Boiling headphones, 3-screen laptops and more bizarre stuff from CES 2017
Before we delve into the weird, strange and wild world of the Consumer Electronics Show, here\'s a quick recap of the bizarro world of CES 2017 so far:
Now onto today's offerings:
Without giving away too much in the sub-heading, Dell's brand new 2-in-1 laptop can wirelessly charge through - believe it or not - its keyboard. The laptop in question is the Dell Latitude 7285. It's a hybrid laptop where all the components fit into the display of a tablet and one of the accompanying keyboards communicates with Dell's new wireless charging pad.
Razer's new Project Valerie is an utterly insane prototype three-screen gaming laptop that can pump out games like Battlefield 1 without hiccups at 12K resolution. It may look like the Razer Blade Pro, the company's laptop announced just a couple of months ago, but instead of one 17.3-inch 4K IGZO display, Project Valerie has three!
It probably won't be a laptop you'd lug around and it is being called a 'desktop replacement' device. "Valerie weighs around 12 pounds and is 1.5 inches thick" and is VR-ready. Details are scarce on the pricing and if/when it will come to the market.
HDMI 2.1 will, first and foremost, be backward compatible with previous iterations of HDMI. Most importantly, it will support 8K video with HDR and comes at a refresh rate of 60Hz. There is even a 4K version with a refresh rate at 120Hz.
Honda might just be the first company to showcase a concept vehicle designed primarily for the ride-sharing market. It's been given the name NeuV. NeuV stands for New Electric Urban Vehicle. It's simply a two-seat vehicle that could be programmed to drop and pick up passengers when the vehicle is not otherwise in use.
"We designed NeuV to become more valuable to the owner by optimizing and monetizing the vehicle's down time," Mike Tsay, principal designer, Honda R&D Americas, said in a company statement.
It has an "emotion engine" as well as an automated personal assistant. It can study the drivers/passengers habits and make recommendations on what music to play and how to improve personal driving habits. At the moment, Honda is just one of a number of companies betting big on this trend. Only time will tell as to how much of a reality this vehicle is.
If the sound from your earbuds are off, that most probably means they just aren't fitting well into your ears. Getting that right fit perfect, is important for the best possible sound experience. However, custom earbuds are quite expensive at the moment, but a company from Colorado - Decibullz, seems to have figured out how to get that perfect fit on the cheap.
The newest products from Decibullz are both wired and wireless headphones. They have wings around the earbuds. To get the perfect fit all you need to do is put the tips of the winds in boiling water, wait a few minutes, and then put them in your ears. It's really that easy. You can keep dipping them in and out of hot water to get the perfect fit for your ears. The wired versions cost $59, while the wireless will cost $119.

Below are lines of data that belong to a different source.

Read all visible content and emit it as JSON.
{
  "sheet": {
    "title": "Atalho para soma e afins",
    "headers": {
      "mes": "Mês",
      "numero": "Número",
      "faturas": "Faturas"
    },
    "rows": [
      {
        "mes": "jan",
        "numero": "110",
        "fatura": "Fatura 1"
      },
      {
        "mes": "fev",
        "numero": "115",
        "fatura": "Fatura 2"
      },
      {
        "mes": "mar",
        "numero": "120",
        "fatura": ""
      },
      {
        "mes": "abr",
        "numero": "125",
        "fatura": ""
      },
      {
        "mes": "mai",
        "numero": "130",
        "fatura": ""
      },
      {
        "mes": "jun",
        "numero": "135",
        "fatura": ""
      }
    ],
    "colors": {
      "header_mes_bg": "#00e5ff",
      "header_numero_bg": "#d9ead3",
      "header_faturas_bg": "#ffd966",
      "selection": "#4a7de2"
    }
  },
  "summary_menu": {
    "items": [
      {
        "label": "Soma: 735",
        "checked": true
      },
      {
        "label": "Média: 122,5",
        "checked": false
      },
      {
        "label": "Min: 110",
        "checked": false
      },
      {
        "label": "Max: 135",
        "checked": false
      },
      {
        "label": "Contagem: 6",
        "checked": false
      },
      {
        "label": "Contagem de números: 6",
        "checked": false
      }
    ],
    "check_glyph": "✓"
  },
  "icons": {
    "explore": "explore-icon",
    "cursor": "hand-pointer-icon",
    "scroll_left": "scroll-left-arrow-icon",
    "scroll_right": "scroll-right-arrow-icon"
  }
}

The Sticker and the Clip. These are two new Bluetooth trackers from a company weirdly called Chipolo. They are tiny tracking devices that can be put into whatever you want to keep track off. As an added bonus, there's even a 90-decibel speaker that is useful if you can't find your lost item. Both capable of wireless charging, they are expected to land in the market in the second half of 2017.
Changhong H2 (who would ever name anything that ridiculous?) is a phone with a near-infrared spectrometer, It can determine how fresh one's produce is, how 'real' your medicine is and even how fat you are (body-shaming for the win).
In layman terms, it does this by shining light on objects that penetrate the surface. "Molecules from the object then send back light in different ways and this information gets beamed up to a database cloud where it's processed and analyzed," reports CNET. This technology isn't new. A standalone sensor called SCiO was demoed last year at CES.
The Changhong H2 will be available in China in the first half of 2017 and in the US in late-2017.
That's really all there is to it. The company simply wants to relaunch the Karma drone and build upon a Karma 2 drone.
In many a state in the United States of America, it is illegal to wear a helmet along with earbuds while riding a bike. This was done because bicyclists couldn't hear other pedestrians or even a car horn. This is where the Linx comes in. It's a $199 smart bike helmet from Coros, a hardware making company from Seattle.
Their solution, you ask? Bone conduction. Bone conduction tech relies on vibrations sent through your cheekbones. This bypasses the ear drum and hence its possible to do both. The benefit of this one is that the helmet looks like any ordinary helmet. Battery life is rated at 12 hours, after all, who rides for more than that at one go anyway?